Kenmare ND - Upside Down Under

Real People. Real Jobs. Real Adventures.

Upside Down Under

By Marvin Baker, a new weekly column in The Kenmare News


'I've got the AM radio blues'...

Posted 6/20/17 (Tue)

Nobody talks about AM radio anymore. Sometimes you have to wonder why AM stations are still on the air? Who is listening?

They have their purpose. In this part of the world, we can listen to Minnesota Twins or Toronto Blue Jays baseball, weather reports are aired often and if you like talk radio, you’ll like AM.

But not so many years ago, AM had a much larger footprint in the broadcasting world. Especially during the 1960s, when FM was just getting its foot in the door, the AM stations ruled.

In fact, many of us will remember how nighttime radio was different than daytime radio. At night we could (still can) pick up radio stations from all over the place and a lot of them were worthy of our listening.

The first one that comes to mind is XEROK, 800-AM in Juarez, Mexico. It was known as a “border blaster” and I listened to it often here in North Dakota.

This radio station, which now broadcasts a Christian format, was incredibly powerful. It was broadcasting on 150,000 watts, three times the maximum power allowed U.S. AM stations. So it’s no wonder we could pick it up in North Dakota, 1,300 miles apart.

KAAY, 1090-AM in Little Rock, Ark., is another nighttime gem that my brothers and I listened to frequently.

Late at night it had a segment called “Beaker Street” that supposedly broke all the rules of radio etiquette with its high energy rock ‘n’ roll and raspy disc jockeys. There were nights I would listen sometimes until 2 a.m., until I was too tired to stay awake.

WLS, 890-AM in Chicago was just another station that blasted across North Dakota at night.

In the 1960s and early ‘70s, WLS was known for introducing the latest music in the United States and is credited with being one of the first in the United States to play the Beatles.

WLS has always maintained its 50,000 watts of AM power, even today, while it broadcasts a C-Quam AM stereo signal.

We also tuned into KOMA, 1520-AM in Oklahoma City. That may have been one of our least favorite radio stations at the time, but you could count on it being on the dial every night. So, when some of the other stations weren’t available, KOMA was.

There are numerous other stations that I remember listening to in the late ‘60s and early ‘70s, some of them from places you wouldn’t expect.

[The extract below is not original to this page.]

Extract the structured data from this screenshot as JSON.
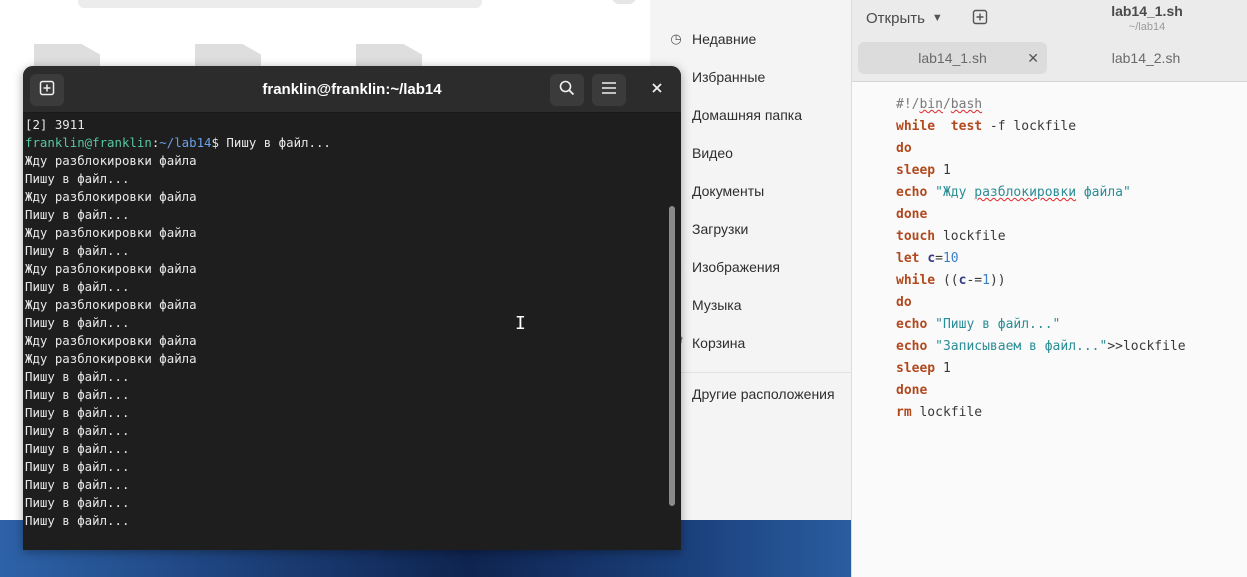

Do you remember some of these?:

• WHAS 840-AM, Louisville

• WJR, 760-AM, Detroit

• WLW, 700-AM, Cincinnati

• KOA, 850-AM, Denver

• KSL, 1160-AM, Salt Lake City

• KMOX, 1120-AM, St. Louis

• WCCO, 830-AM, Minneapolis

• CKRC, 630-AM, Winnipeg

• CKCK, 620-AM, Regina

• KFI, 640-AM, Los Angeles

• KSTP, 1500-AM, Minneapolis

• KCMO, 710-AM, Kansas City

CKRC went off the air and later emerged as an FM station in Weyburn, Saskatchewan and CKCK became CKRM, the voice of the Saskatchewan Roughriders. All the other stations can still be heard across North Dakota at night.

• WRNO was a shortwave radio station in New Orleans that was frequently available to us at night as well. It was branded as “Worldwide Rock.” It’s still on the air today, but like X-Rock 80, is broadcasting a Christian format.

Another shortwave radio station we listened to often was Radio Canada International. That signal was coming out of Montreal and was available almost every night.  I remember my dad listening to it when I was a little kid and my brother and I kept listening as long as our shortwave radio worked.

By the early 1970s, FM was beginning to find its place and a few radio stations began popping up here and there. FM was already popular in California and Florida, but didn’t have much exposure at all in North Dakota.

But since radios were already equipped with FM dials, it was worth investigating to see what would be available.

There were two FM stations in Bismarck and one in Mobridge, S.D., that we could pick up. We often listened to KOLY, 99.5-FM in Mobridge if for no other reason than it played more music and fewer commercials.

In 1973, I discovered CKY-FM, a Winnipeg station that, similar to  X-Rock 80, was broadcasting on 360,000 watts, while U.S. stations were restricted to 100,000 watts.

Now CITI-FM, 92.1, it became the holy grail of FM radio because of its sheer power and remains a classic rock gem today.